Reimer and Driedger hadn’t been tested much throughout the first or second, and the game was a battle for the neutral zone more than anything.
Eventually, the power play expired and soon followed the period, entering the third period on equal footing, tied at 0.
The third looked like it was going to be a boring, suffocatingly-defensive game, until the ghost of Christmas past came back to haunt the Sharks in the form of a Ryan Donato goal. Okay, so technically it was an own goal since it popped off Sharks defender Radim Simek’s skate and into a mostly open net, since Reimer was way out of the crease, but Donskoi still tallied an assist, so … Donato’s revenge goal really did taste like revenge.
The Sharks began to rely more on dump-ins as the game wore on, since the Kraken were breaking up any concentrated zone entries. Alexander Barabanov was working hard in the corners and Brent Burns was doing his best but there was no one in front of Driedger to clean up the garbage.
It’s the most frustrating part of the Sharks’ game and one that can only be fixed in practice. The team’s net-front presence, in either the offensive or defensive zones, is virtually nonexistent. It contributed to the Sharks’ downfall against the Kraken, too.
The Kraken piled on and winger Brandon Tanev netted the go-ahead goal on, again, a mostly empty net with very little defense crowding around.
If this year’s Sharks have taught us anything, though, it’s that the team is resilient and captain Couture sent in a stinger of a goal (the shot was so loud I could hear it reverberate off his stick all the way up in the press box) to break Driedger’s shutout bid.

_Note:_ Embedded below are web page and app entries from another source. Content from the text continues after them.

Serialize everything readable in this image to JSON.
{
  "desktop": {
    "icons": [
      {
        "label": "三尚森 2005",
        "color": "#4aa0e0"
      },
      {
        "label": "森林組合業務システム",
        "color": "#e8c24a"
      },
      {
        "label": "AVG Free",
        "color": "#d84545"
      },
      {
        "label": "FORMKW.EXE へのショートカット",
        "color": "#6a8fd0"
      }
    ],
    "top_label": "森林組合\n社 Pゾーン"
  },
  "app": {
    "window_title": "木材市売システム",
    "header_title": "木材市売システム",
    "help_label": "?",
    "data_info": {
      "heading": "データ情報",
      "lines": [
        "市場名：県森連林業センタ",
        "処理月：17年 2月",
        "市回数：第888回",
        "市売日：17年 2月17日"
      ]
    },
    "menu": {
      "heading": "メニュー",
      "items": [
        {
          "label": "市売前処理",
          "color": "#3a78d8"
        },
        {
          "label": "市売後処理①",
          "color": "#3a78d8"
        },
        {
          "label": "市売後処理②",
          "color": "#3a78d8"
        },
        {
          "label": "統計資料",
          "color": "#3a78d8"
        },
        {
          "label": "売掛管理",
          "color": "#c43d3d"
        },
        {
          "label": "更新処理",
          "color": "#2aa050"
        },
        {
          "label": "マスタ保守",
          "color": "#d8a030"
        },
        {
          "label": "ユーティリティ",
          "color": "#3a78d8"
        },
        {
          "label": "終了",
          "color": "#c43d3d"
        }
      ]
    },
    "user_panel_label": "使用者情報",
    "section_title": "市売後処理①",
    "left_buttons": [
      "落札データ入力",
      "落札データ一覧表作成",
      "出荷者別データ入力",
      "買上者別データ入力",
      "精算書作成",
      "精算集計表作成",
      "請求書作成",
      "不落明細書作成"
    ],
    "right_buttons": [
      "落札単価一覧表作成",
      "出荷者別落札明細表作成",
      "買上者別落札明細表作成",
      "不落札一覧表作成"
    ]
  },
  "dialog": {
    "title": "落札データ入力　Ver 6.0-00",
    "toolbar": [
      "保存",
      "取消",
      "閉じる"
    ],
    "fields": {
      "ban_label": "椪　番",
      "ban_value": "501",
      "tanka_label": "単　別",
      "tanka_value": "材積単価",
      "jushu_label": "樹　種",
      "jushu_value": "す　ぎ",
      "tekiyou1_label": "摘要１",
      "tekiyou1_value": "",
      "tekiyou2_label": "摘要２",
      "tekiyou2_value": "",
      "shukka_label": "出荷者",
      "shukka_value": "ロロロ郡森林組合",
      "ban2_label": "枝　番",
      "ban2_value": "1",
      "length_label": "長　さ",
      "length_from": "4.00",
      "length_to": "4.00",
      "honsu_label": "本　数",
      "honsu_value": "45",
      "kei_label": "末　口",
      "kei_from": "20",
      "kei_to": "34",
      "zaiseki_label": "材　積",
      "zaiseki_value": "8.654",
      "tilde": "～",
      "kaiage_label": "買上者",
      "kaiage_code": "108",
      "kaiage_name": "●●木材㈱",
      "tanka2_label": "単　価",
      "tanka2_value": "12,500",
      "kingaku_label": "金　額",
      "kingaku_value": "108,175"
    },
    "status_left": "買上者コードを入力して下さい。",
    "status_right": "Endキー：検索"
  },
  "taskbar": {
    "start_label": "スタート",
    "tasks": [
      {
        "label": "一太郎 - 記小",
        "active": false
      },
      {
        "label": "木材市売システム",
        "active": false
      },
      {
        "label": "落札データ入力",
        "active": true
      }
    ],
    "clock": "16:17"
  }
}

The crowd erupted like the Sharks had just tied the game. With two minutes to go from his goal, the Sharks did their best to equalize the score and bring it to overtime.
All the excitement of the game was saved for the final minute of play. Reimer was on the bench, the Sharks were buzzing and then Jamie Oleksiak went sprawling into the posts, knocking the net off its moorings and forcing a stoppage with 30 seconds on the clock. After heart-stopping deliberation, there was no penalty called on the play.
San Jose had their opportunity, but it swung the other way and Seattle collected an empty-net goal with five seconds on the clock.
In the first-ever meeting between the two teams, the Sharks fell 3-1 to the Kraken.